But once there he discovers that his invitation was a cover for an agreement between Brom and tribal chief Mbongo (Djimon Honshou) to deliver Tarzan to the vengeful chief’s clutches in return for unimaginable riches and the means to turn the entire Congo into a slave colony. Brom kills indiscriminately, takes Jane and many of their friends prisoner and Tarzan soon finds himself racing against time to save his wife and loved ones while preventing the Congo from becoming a nightmarish slave nation.

Fist off, Tarzan is not exactly a good movie.

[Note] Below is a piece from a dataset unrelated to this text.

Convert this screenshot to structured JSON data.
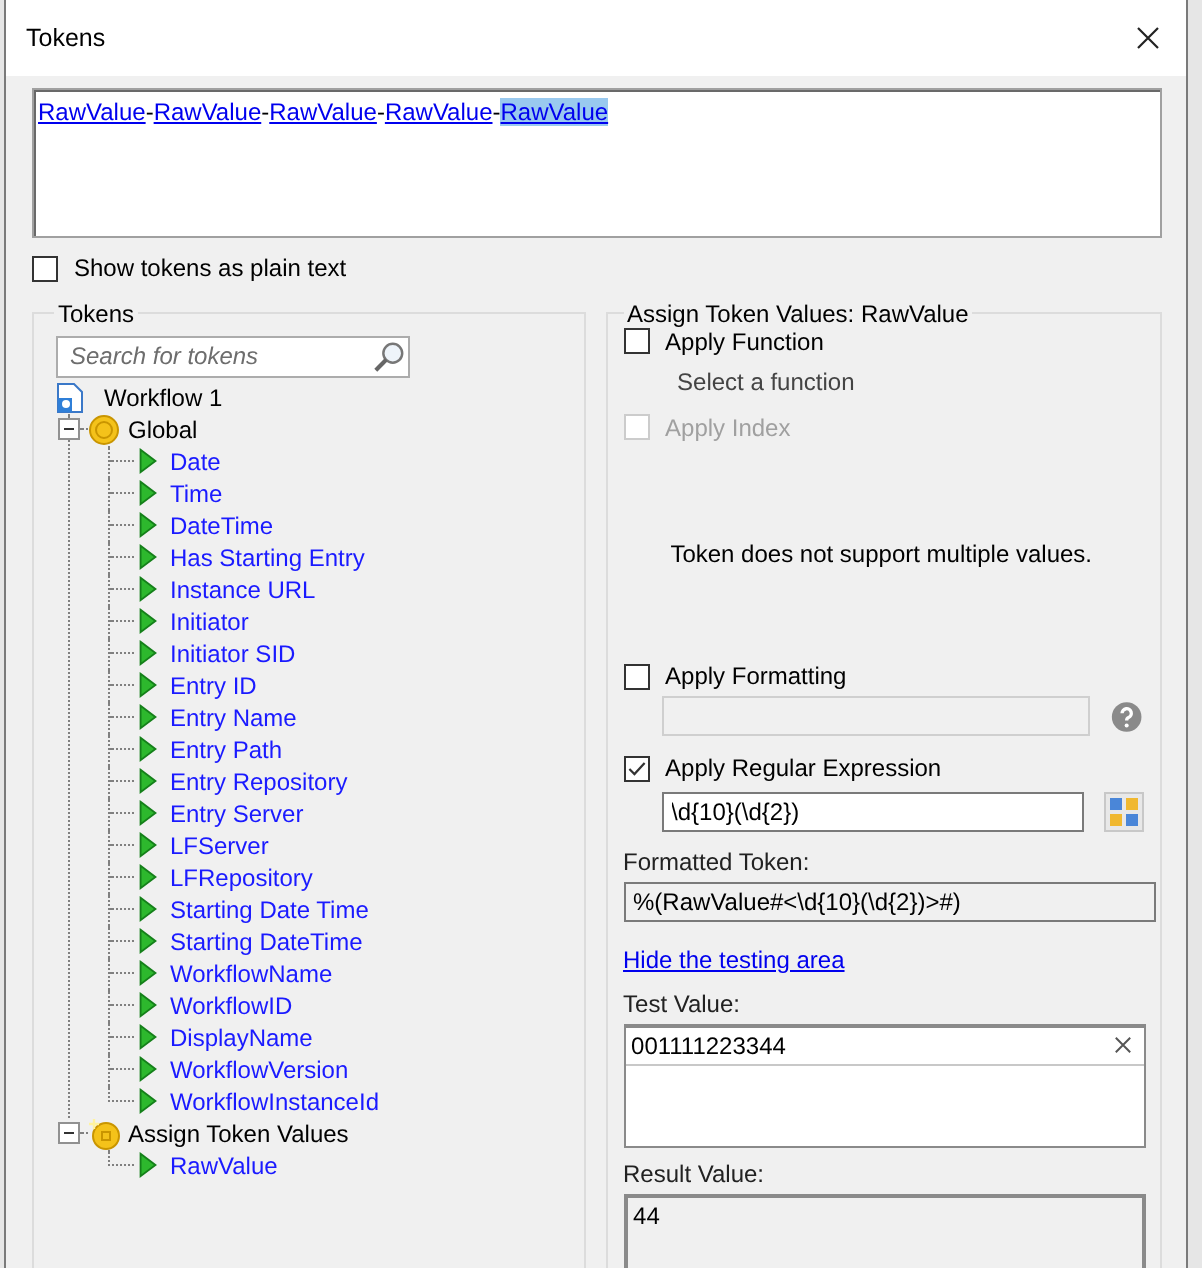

Nor is it a tongue in cheek self parody the way Huntsman: The Winter War was (deliberate or not). Tarzan does take itself seriously (sometimes to its own detriment) and tries really hard to be a grown up movie. And in fairness, if you turn your head just so and squint your eyes just enough, you can catch glimpses of its potential. While this movie may be a groaner where you spend a lot of time rolling your eyes you might not be able to help smiling at the same time.

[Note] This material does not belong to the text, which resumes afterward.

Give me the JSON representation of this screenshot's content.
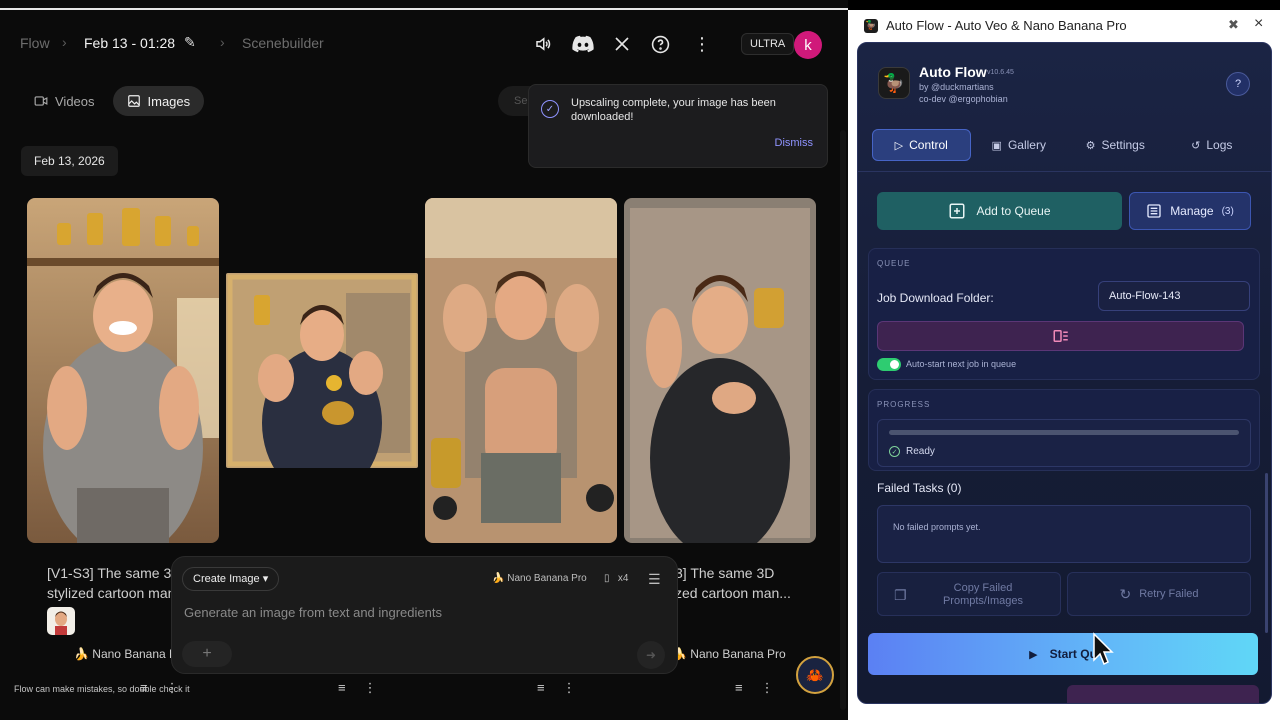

Without a doubt, the best part of the movie is Robbie as Jane. Hardly a damsel in distress, this Jane is defiant and independent. It’s unfortunate that she is still relegated to a supporting player who, despite not being your stereotypical female action lead, still needs rescuing. Considering the strength of Robbie’s spirited performance, it’s a shame director David Yates and the film’s producers didn’t boldly seize the opportunity to make her the lead (now that would have been a real re-imagining) and you can almost see Harley Quinn, the female anti-hero she will be playing in next month’s Suicide Squad, bubbling just beneath the surface. Jackson is effective as the comic relief and the every man that grounds the action next to Tarzan’s seeming superhuman heroics and Skarsgard is better than expected as Clayton/Tarzan, bringing more depth to the role then just long hair and a set of abs.

Waltz does his job as the cold hearted and ruthless Brom, a man who balances human suffering against profit on a spreadsheet. He follows no fanatical ideology, just his single-minded pursuit of wealth and national pride, no matter the human toll, and is a perfect embodiment of unchecked colonial greed and the unimaginable misery that resulted from empire building. Hollywood seems to have run out of ways to use Waltz though. As his debut in Inglorious Basterds proved, he can play a wicked villain, insidious, charming and thoroughly ruthless. Yet his last few roles seem uninterested in exploring his acting mettle. He gets the job done here, but Brom could have been a much deeper, much more malevolent presence. But Yates seems content to settle for barely despicable from one of the most versatile and underrated character actors in Hollywood right now instead of outright chilling villainy. It’s another choice that Tarzan makes that keeps it from exceeding mild mediocrity.

And while the story is pretty straight forward (hoping to minimize mistakes), it isn’t without its potholes. When Tarzan returns to the jungle after an eight-year absence, wandering the streets of London for the better part of a decade, he resumes his vine swinging, tree jumping and cliff diving antics without hesitation or regret. He’s beyond an Olympic level athlete and his physical prowess returns to him without missing a heartbeat. Apparently eight years in cold, rainy London didn’t leave the slightest bit of rust. He encounters animals that are not only are still alive but have powerful memories of him. And seriously, how do people raised in the jungle by apes who then spend their adult lives in Britain, the world capital of bad oral hygiene, have perfect teeth? Even the natives and gorillas have immaculate chompers. Apparently there’s good work to be had or dentists in the jungle.

Tarzan has plenty of warts and it plays it safe, ignoring it’ own possibility in favour of being a mildly amusing little action film. It spends most of its time just trying to stay out of its own way and explore it’s own potential. In fact The Legend of Tarzan is the movie that 2013’s The Lone Ranger could have been; a decent action movie that respects its iconic hero. Tarzan may not be good, but it isn’t horrible and it’s definitely worth checking out on half price Tuesday.

Shayne Kempton